"When people do visit here, there is little of the cause of this sadness I can point to. What most see is beautiful and overwhelming. I cannot show them a kind of history, the long process I know of life in a forest by a river. It is this deep, sprawling, diverse natural history, not objects (a bear, a fish, a bird, a tree) that is disappearing. And because my history is entwined in this history I can’t purge the grief I feel unless I obliterate the affection in those memories. It is not a grief another geography, a change of scene, can cure."
Though resident now in Tasmania, Jane lived for many years in various locations throughout Victoria and Queensland. Does she too identify with ‘place’ in the sense that Lopez writes of the Cascade Mountains, in the same sense that environmentally-concerned Tasmanians mourn the loss of their 'wild places’? Or does ‘place’ hold a different connotation for her ... perhaps less of a physical locality, more a place of the heart?
"It’s true I can’t say I’ve experienced the depth of connectedness to place someone like Barry Lopez or Richard Flanagan talk about. Part of me senses it as something missing and there’s a certain longing there but … it is what it is. Or isn’t. I’ve moved around quite a lot so whether it’s as simple an explanation as that, but I doubt it. I think it has more to do with a belief in and a willingness to be open to what a relationship with place might ask of you. This means something different to each of us but the fundamentals around what constitutes abuse of the natural environment being clearer and more widely accepted now must influence the nature of this relationship to some degree. I do have a love of and respect for the environment. And I hope in time my actions as well as my writing will reflect this ... I’m a ‘country girl’ at heart. I love walking and camping and have always been drawn to rural landscapes and especially to the coast. I invariably turn to these places to clear my head and heart and in some sense to prepare the way to write. I try to minimise the degree of harm I inflict on the environment as a human being but I’m aware I get far more than I give in this relationship.

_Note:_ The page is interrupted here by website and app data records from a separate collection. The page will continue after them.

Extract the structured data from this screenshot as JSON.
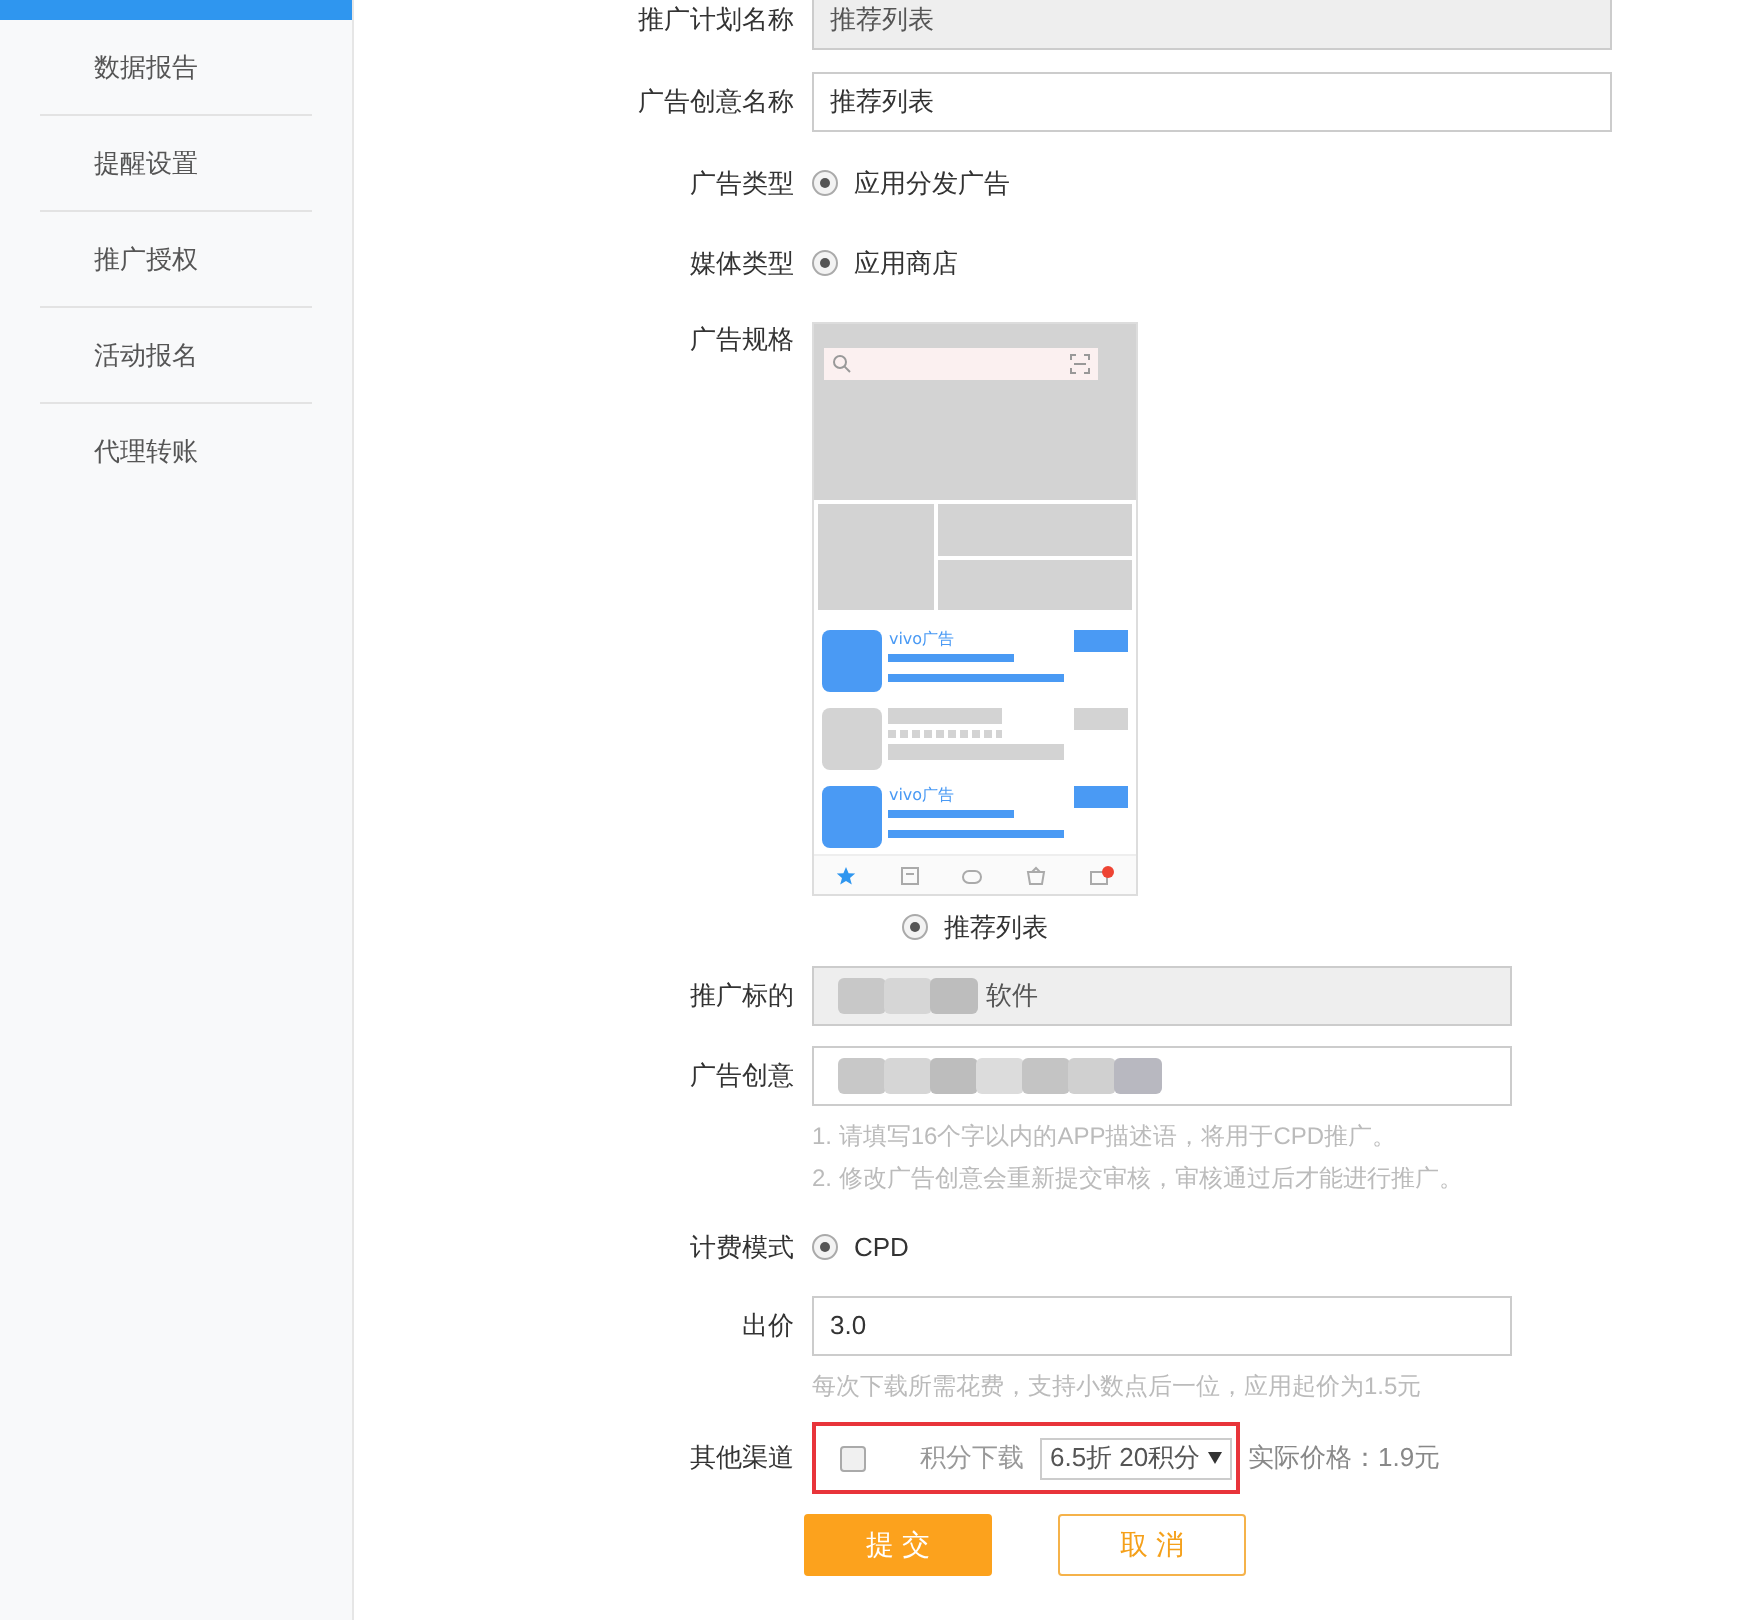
{
  "sidebar": {
    "items": [
      {
        "label": "数据报告",
        "selected": false
      },
      {
        "label": "提醒设置",
        "selected": false
      },
      {
        "label": "推广授权",
        "selected": false
      },
      {
        "label": "活动报名",
        "selected": false
      },
      {
        "label": "代理转账",
        "selected": false
      }
    ]
  },
  "form": {
    "fields": [
      {
        "kind": "text",
        "label": "推广计划名称",
        "value": "推荐列表",
        "disabled": true,
        "wide": true
      },
      {
        "kind": "text",
        "label": "广告创意名称",
        "value": "推荐列表",
        "disabled": false,
        "wide": true
      },
      {
        "kind": "radio",
        "label": "广告类型",
        "options": [
          {
            "label": "应用分发广告",
            "selected": true
          }
        ]
      },
      {
        "kind": "radio",
        "label": "媒体类型",
        "options": [
          {
            "label": "应用商店",
            "selected": true
          }
        ]
      },
      {
        "kind": "spec",
        "label": "广告规格",
        "ad_labels": [
          "vivo广告",
          "vivo广告"
        ],
        "options": [
          {
            "label": "推荐列表",
            "selected": true
          }
        ]
      },
      {
        "kind": "text",
        "label": "推广标的",
        "value": "软件",
        "disabled": true,
        "blurred": true,
        "wide": false
      },
      {
        "kind": "text",
        "label": "广告创意",
        "disabled": false,
        "blurred": true,
        "wide": false,
        "hints": [
          "1. 请填写16个字以内的APP描述语，将用于CPD推广。",
          "2. 修改广告创意会重新提交审核，审核通过后才能进行推广。"
        ]
      },
      {
        "kind": "radio",
        "label": "计费模式",
        "options": [
          {
            "label": "CPD",
            "selected": true
          }
        ]
      },
      {
        "kind": "text",
        "label": "出价",
        "value": "3.0",
        "disabled": false,
        "wide": false,
        "hints": [
          "每次下载所需花费，支持小数点后一位，应用起价为1.5元"
        ]
      },
      {
        "kind": "channel",
        "label": "其他渠道",
        "checked": false,
        "highlighted": true,
        "option_label": "积分下载",
        "select_value": "6.5折 20积分",
        "price": "实际价格：1.9元"
      }
    ]
  },
  "buttons": [
    {
      "label": "提 交",
      "kind": "primary"
    },
    {
      "label": "取 消",
      "kind": "secondary"
    }
  ]
}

"I’m a relative newcomer to Tasmania but when I first moved here just over five years ago it was to Bruny Island initially. I wondered in what ways the island’s Aboriginal and convict histories had left their marks and what part tourism might be playing in balancing or white-washing this. I was only there for six months on a kind of sabbatical so I had high hopes for what might come from living in this particular place. I wasn’t disappointed ... challenged and a little frightened at times by the isolation but not lonely (the way I've occasionally felt living in more urban environments) and not disappointed. I found the natural environment an ultimately nurturing one. My poem ‘tips for the last tourist’ was written there and is one of the few poems I’ve written directly inspired by and about place. But it’s a minimalist piece, I haven’t written anything at all in any great detail about place and I’m not sure how capable I’d be, but I can see it’s perhaps more likely to happen in Tasmania than anywhere else I’ve lived. Looking at the general themes of my writing I suppose you’d have to say I'm moved by people before I'm moved by place. Of course the two are inexorably linked and the kind of environmental devastation you refer to is a product of the darker side of this relationship. But how well, how authentically we can care for the environment if we’re not demonstrating the same respect, love and degree of responsibility toward each other - I’m not sure. Maybe it’s a chicken and egg thing. I don’t know. I admire anyone who fights the good fight whether their faith is, for instance, environmental or humanitarian. Two sides of the same coin I’d like to think."
Recorded late 2007. Examples of Jane Williams' writing can be found at her website.